This title has arisen from the Geological Society of London conference of the same name. Since the publication of the predecessor of this book (‘Modern insights into structural interpretation, validation and modelling’, SP99, 1996, edited by Buchanan & Nieuwland) much progress has been made. This has been primarily thanks to the continuously increasing computing speed and computer memory capacity, which has positively affected all fields in structural interpretation, seismics and modelling, directly or indirectly.
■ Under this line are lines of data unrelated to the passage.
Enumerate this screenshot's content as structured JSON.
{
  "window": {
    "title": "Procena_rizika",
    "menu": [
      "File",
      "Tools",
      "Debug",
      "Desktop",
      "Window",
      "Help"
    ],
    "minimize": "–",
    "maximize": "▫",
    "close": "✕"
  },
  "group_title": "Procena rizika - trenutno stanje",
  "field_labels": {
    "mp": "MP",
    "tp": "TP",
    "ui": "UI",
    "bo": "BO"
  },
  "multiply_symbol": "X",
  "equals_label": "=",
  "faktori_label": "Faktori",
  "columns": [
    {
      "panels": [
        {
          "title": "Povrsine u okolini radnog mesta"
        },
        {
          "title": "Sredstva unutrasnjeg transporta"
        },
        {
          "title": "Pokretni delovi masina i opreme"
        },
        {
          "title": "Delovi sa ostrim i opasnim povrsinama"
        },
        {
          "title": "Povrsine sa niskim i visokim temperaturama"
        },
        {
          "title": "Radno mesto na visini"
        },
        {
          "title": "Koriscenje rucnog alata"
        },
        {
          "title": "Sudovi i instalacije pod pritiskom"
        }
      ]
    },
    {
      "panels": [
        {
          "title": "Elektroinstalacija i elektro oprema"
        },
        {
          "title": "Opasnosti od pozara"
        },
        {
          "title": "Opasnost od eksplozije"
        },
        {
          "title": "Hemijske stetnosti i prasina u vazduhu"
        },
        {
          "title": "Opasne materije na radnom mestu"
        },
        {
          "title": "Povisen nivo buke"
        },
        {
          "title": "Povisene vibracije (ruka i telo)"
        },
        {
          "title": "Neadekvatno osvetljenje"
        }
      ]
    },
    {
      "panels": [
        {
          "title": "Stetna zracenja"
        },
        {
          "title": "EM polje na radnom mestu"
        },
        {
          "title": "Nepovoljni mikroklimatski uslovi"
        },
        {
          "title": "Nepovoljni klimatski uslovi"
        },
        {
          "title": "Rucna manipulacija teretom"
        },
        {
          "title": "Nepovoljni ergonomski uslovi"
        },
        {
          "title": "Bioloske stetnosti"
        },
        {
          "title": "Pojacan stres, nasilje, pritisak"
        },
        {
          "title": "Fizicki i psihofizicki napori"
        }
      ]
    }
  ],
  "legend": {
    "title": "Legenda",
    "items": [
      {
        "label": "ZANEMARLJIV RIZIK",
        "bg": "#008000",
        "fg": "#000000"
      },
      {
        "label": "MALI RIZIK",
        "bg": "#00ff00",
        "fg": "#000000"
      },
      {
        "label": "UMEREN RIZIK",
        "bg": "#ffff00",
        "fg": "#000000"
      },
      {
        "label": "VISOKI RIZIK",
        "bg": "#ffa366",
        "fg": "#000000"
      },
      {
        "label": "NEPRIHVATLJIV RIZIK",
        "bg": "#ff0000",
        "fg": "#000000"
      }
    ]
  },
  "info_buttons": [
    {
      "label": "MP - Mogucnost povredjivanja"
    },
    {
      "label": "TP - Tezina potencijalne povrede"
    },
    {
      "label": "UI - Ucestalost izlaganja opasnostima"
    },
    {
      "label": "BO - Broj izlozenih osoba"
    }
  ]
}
‘New insights in structural interpretation and modelling’, presents a balanced overview of what the title promises. It is intended as a book that will serve the experienced professional as well as more advanced students in earth sciences, with a broad selection of topics ranging from classical field based studies to state of the art analogue and numerical modeling. The leaders of their fields have written some of the chapters, whereas younger authors with a fresh outlook and new ideas have written other chapters.